The answer must consist of every line in the data that contains "JSON".

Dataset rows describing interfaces
:::::

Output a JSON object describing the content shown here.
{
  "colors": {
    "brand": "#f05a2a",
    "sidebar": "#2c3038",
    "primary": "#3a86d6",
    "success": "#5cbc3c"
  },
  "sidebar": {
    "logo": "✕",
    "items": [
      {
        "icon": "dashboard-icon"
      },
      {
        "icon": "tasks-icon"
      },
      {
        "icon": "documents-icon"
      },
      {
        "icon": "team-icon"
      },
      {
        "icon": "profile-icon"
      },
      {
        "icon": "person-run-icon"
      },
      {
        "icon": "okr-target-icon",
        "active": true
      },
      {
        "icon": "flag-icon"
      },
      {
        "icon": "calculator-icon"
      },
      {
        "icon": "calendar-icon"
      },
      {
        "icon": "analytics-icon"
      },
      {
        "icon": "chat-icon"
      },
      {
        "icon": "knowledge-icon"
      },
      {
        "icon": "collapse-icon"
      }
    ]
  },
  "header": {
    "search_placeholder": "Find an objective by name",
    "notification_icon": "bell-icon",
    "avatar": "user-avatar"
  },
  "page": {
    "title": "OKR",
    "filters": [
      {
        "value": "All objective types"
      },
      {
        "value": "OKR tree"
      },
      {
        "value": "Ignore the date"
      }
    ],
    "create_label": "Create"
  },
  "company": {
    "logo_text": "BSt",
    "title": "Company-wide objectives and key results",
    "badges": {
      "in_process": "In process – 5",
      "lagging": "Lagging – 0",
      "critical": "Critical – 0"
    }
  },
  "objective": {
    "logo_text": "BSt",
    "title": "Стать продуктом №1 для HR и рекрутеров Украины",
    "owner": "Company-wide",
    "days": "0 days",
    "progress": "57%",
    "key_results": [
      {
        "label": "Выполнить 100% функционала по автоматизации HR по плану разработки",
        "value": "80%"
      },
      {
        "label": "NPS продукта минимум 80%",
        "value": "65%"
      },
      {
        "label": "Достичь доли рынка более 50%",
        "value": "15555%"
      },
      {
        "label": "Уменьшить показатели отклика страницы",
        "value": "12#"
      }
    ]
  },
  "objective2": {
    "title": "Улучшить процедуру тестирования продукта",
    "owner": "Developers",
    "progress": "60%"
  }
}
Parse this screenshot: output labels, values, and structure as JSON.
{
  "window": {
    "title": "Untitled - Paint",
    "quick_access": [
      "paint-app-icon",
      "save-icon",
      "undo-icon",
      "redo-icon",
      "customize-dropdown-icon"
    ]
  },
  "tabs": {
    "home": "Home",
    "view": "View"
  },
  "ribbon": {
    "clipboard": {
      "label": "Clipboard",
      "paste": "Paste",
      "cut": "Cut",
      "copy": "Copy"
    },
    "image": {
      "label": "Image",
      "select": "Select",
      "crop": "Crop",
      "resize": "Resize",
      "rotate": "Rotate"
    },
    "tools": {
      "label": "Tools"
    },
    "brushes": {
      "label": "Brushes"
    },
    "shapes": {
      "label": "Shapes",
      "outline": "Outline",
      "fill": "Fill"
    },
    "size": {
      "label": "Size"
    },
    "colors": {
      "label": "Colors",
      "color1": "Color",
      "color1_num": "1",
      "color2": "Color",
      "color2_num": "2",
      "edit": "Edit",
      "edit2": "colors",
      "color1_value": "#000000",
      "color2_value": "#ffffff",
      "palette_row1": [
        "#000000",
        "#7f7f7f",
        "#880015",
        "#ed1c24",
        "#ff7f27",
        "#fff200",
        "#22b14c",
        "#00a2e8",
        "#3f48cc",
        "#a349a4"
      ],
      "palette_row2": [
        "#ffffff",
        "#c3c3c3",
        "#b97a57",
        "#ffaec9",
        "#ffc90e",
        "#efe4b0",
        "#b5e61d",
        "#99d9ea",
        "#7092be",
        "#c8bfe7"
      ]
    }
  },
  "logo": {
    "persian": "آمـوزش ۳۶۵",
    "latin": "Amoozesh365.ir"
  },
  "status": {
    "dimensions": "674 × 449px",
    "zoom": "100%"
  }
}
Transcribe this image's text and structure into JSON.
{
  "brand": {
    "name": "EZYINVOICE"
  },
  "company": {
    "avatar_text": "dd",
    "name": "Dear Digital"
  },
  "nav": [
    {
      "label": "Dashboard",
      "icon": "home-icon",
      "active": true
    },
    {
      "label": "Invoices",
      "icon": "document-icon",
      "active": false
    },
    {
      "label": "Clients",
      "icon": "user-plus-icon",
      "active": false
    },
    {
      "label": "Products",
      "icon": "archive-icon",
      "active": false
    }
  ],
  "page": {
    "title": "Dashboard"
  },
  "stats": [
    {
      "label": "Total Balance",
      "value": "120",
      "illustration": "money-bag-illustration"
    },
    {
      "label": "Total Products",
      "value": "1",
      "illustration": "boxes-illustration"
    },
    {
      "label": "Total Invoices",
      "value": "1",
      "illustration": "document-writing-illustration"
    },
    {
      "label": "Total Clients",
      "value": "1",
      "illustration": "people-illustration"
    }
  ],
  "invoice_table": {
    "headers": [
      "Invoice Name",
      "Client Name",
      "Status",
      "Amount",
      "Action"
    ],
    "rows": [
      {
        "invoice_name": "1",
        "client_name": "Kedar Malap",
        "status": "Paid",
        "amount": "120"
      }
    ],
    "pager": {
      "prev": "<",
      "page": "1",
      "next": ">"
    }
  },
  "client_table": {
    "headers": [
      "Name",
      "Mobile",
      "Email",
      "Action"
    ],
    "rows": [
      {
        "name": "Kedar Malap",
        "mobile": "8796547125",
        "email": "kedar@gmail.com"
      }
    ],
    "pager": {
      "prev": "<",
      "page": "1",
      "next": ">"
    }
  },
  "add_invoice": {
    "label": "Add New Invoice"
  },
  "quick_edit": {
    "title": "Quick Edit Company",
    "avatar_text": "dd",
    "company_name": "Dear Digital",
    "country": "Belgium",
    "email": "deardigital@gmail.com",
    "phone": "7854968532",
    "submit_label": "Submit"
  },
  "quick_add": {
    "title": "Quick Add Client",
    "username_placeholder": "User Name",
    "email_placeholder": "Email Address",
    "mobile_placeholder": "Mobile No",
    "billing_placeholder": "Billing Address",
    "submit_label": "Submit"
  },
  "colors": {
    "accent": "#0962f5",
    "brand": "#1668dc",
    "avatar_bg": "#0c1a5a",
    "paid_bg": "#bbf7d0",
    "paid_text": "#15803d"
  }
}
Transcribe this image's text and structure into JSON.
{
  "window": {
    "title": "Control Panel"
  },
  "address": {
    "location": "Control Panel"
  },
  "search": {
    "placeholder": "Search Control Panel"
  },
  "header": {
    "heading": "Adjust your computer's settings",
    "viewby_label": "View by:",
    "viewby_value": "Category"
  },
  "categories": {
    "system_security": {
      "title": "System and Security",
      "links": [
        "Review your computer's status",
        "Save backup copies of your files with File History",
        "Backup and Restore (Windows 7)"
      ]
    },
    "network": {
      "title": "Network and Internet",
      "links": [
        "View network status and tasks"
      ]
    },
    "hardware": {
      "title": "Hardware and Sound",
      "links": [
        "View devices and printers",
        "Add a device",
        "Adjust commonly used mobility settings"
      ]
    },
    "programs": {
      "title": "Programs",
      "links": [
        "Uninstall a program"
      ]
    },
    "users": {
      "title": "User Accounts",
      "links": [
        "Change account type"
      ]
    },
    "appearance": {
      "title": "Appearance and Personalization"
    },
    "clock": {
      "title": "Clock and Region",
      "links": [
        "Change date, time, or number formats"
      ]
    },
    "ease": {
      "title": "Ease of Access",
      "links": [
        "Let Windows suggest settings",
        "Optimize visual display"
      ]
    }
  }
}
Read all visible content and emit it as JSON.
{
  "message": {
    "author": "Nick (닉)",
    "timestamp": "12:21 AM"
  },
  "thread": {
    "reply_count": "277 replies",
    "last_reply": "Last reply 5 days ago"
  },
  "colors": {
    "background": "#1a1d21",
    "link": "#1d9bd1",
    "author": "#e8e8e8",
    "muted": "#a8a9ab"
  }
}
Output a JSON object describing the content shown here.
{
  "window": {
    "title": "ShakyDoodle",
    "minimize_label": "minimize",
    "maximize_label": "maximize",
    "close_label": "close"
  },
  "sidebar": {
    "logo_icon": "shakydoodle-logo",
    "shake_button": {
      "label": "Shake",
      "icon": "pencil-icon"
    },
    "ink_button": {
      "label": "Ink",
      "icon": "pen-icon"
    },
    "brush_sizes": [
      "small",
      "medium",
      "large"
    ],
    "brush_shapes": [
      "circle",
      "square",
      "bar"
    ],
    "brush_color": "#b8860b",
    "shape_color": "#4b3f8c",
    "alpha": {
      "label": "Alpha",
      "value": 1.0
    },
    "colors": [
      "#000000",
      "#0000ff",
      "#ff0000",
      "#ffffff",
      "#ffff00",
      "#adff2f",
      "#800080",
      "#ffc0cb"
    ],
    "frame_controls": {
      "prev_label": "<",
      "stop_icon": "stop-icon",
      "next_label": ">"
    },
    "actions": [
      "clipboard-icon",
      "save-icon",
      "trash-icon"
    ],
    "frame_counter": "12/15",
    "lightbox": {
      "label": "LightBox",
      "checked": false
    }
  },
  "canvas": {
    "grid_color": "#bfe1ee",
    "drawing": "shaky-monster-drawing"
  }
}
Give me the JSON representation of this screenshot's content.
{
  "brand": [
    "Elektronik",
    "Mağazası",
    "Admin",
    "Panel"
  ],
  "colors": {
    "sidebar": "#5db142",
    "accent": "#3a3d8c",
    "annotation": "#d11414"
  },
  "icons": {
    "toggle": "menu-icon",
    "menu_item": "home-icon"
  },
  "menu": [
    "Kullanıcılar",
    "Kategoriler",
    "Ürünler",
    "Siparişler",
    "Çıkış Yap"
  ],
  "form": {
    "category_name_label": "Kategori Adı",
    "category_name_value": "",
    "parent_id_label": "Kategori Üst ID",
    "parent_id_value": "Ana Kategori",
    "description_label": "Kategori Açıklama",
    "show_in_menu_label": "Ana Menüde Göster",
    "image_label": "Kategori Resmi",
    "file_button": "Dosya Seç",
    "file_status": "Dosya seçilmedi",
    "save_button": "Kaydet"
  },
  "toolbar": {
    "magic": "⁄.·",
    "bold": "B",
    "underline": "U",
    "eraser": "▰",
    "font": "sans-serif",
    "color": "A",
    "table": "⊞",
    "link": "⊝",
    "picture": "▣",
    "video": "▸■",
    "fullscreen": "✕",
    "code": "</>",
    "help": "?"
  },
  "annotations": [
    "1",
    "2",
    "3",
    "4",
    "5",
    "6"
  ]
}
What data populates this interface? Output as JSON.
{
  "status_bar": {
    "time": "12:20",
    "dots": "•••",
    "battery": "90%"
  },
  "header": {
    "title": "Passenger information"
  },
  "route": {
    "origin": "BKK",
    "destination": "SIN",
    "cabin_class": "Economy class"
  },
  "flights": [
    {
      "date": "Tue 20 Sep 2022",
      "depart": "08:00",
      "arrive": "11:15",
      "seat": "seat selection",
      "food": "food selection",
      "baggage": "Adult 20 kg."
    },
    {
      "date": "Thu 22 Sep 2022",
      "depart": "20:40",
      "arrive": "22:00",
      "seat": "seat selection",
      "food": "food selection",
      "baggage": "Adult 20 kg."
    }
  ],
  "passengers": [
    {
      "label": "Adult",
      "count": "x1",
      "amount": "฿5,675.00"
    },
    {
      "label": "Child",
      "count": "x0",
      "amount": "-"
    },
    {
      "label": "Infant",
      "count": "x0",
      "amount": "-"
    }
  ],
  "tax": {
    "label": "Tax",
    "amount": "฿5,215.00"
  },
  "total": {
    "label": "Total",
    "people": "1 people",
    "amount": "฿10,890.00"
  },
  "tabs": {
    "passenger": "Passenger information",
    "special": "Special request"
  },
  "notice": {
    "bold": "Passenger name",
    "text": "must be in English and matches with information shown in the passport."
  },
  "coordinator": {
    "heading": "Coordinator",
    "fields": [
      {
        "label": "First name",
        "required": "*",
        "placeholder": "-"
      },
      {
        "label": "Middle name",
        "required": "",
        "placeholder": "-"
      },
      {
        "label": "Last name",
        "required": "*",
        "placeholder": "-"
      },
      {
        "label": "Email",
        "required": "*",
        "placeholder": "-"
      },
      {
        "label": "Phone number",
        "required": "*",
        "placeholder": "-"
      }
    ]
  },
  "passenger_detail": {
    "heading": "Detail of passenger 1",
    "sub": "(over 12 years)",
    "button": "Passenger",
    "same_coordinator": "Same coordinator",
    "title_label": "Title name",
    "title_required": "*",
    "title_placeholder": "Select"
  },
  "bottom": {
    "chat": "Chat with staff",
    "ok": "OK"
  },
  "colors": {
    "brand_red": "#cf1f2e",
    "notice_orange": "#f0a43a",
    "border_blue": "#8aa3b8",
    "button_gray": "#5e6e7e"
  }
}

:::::

- Task output
Output a JSON object describing the content shown here.
Parse this screenshot: output labels, values, and structure as JSON.
Transcribe this image's text and structure into JSON.
Transcribe this image's text and structure into JSON.
Read all visible content and emit it as JSON.
Output a JSON object describing the content shown here.
Give me the JSON representation of this screenshot's content.
What data populates this interface? Output as JSON.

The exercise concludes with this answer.